── Source records ──
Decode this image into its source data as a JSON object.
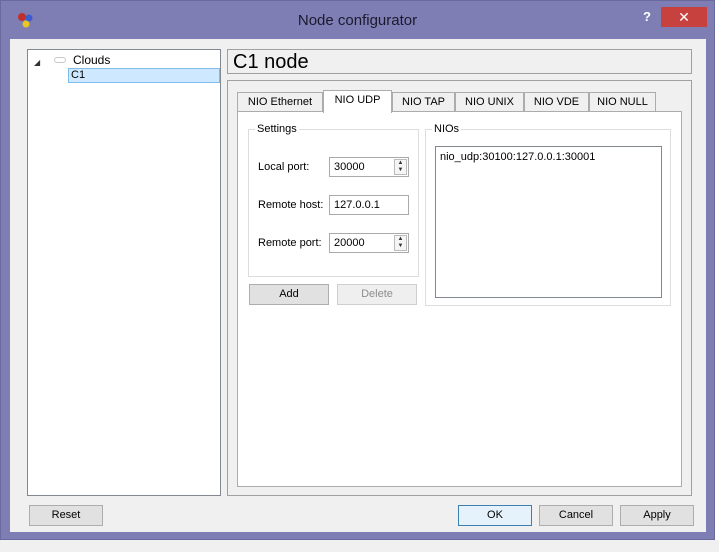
{
  "window": {
    "title": "Node configurator",
    "help_glyph": "?",
    "close_glyph": "✕"
  },
  "tree": {
    "root_label": "Clouds",
    "child_label": "C1"
  },
  "node_title": "C1 node",
  "tabs": [
    {
      "label": "NIO Ethernet"
    },
    {
      "label": "NIO UDP"
    },
    {
      "label": "NIO TAP"
    },
    {
      "label": "NIO UNIX"
    },
    {
      "label": "NIO VDE"
    },
    {
      "label": "NIO NULL"
    }
  ],
  "settings": {
    "group_title": "Settings",
    "local_port_label": "Local port:",
    "local_port_value": "30000",
    "remote_host_label": "Remote host:",
    "remote_host_value": "127.0.0.1",
    "remote_port_label": "Remote port:",
    "remote_port_value": "20000"
  },
  "nios": {
    "group_title": "NIOs",
    "items": [
      "nio_udp:30100:127.0.0.1:30001"
    ]
  },
  "buttons": {
    "add": "Add",
    "delete": "Delete",
    "reset": "Reset",
    "ok": "OK",
    "cancel": "Cancel",
    "apply": "Apply"
  },
  "colors": {
    "title_bar": "#7f7eb4",
    "close_button": "#c7423e",
    "selection": "#cde8ff"
  }
}
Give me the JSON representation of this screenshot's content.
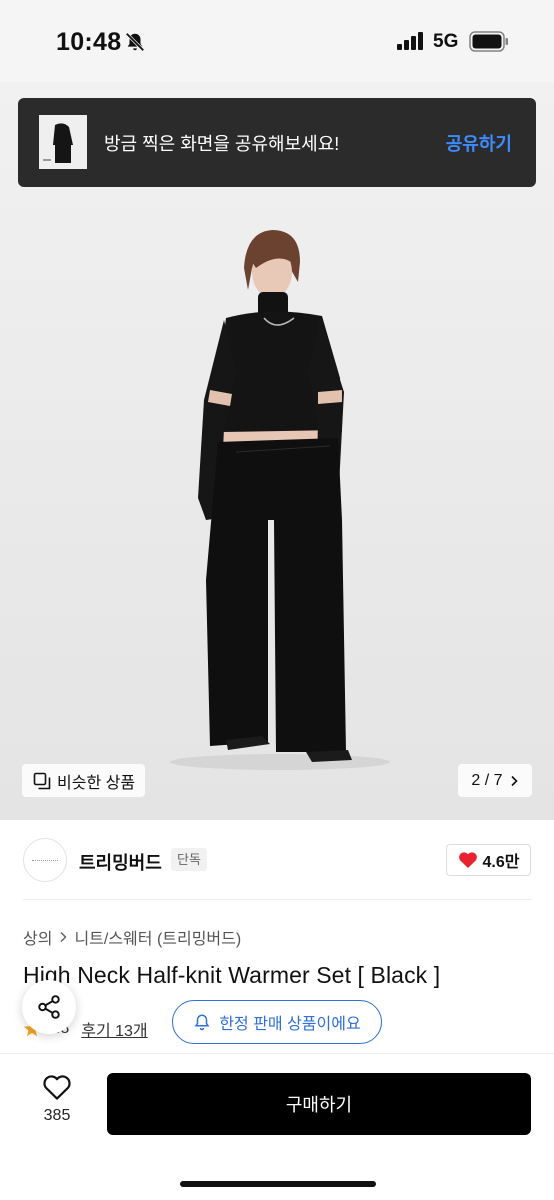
{
  "status": {
    "time": "10:48",
    "network": "5G"
  },
  "toast": {
    "message": "방금 찍은 화면을 공유해보세요!",
    "action": "공유하기"
  },
  "hero": {
    "similar_label": "비슷한 상품",
    "pager": "2 / 7"
  },
  "shop": {
    "name": "트리밍버드",
    "badge": "단독",
    "likes": "4.6만"
  },
  "product": {
    "breadcrumb": [
      "상의",
      "니트/스웨터 (트리밍버드)"
    ],
    "title": "High Neck Half-knit Warmer Set [ Black ]",
    "rating": "4.8",
    "reviews": "후기 13개",
    "limited_label": "한정 판매 상품이에요"
  },
  "bottom": {
    "wishlist_count": "385",
    "buy_label": "구매하기"
  },
  "colors": {
    "accent_blue": "#2f6fd6",
    "toast_action": "#3d8cff",
    "heart_red": "#e8232f",
    "star": "#f5a623"
  }
}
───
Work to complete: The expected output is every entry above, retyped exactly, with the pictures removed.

Answer to the exercise:
Decode this image into its source data as a JSON object.
{
  "window": {
    "title": "Node configurator",
    "help_glyph": "?",
    "close_glyph": "✕"
  },
  "tree": {
    "root_label": "Clouds",
    "child_label": "C1"
  },
  "node_title": "C1 node",
  "tabs": [
    {
      "label": "NIO Ethernet"
    },
    {
      "label": "NIO UDP"
    },
    {
      "label": "NIO TAP"
    },
    {
      "label": "NIO UNIX"
    },
    {
      "label": "NIO VDE"
    },
    {
      "label": "NIO NULL"
    }
  ],
  "settings": {
    "group_title": "Settings",
    "local_port_label": "Local port:",
    "local_port_value": "30000",
    "remote_host_label": "Remote host:",
    "remote_host_value": "127.0.0.1",
    "remote_port_label": "Remote port:",
    "remote_port_value": "20000"
  },
  "nios": {
    "group_title": "NIOs",
    "items": [
      "nio_udp:30100:127.0.0.1:30001"
    ]
  },
  "buttons": {
    "add": "Add",
    "delete": "Delete",
    "reset": "Reset",
    "ok": "OK",
    "cancel": "Cancel",
    "apply": "Apply"
  },
  "colors": {
    "title_bar": "#7f7eb4",
    "close_button": "#c7423e",
    "selection": "#cde8ff"
  }
}
Give me the JSON representation of this screenshot's content.
{
  "status": {
    "time": "10:48",
    "network": "5G"
  },
  "toast": {
    "message": "방금 찍은 화면을 공유해보세요!",
    "action": "공유하기"
  },
  "hero": {
    "similar_label": "비슷한 상품",
    "pager": "2 / 7"
  },
  "shop": {
    "name": "트리밍버드",
    "badge": "단독",
    "likes": "4.6만"
  },
  "product": {
    "breadcrumb": [
      "상의",
      "니트/스웨터 (트리밍버드)"
    ],
    "title": "High Neck Half-knit Warmer Set [ Black ]",
    "rating": "4.8",
    "reviews": "후기 13개",
    "limited_label": "한정 판매 상품이에요"
  },
  "bottom": {
    "wishlist_count": "385",
    "buy_label": "구매하기"
  },
  "colors": {
    "accent_blue": "#2f6fd6",
    "toast_action": "#3d8cff",
    "heart_red": "#e8232f",
    "star": "#f5a623"
  }
}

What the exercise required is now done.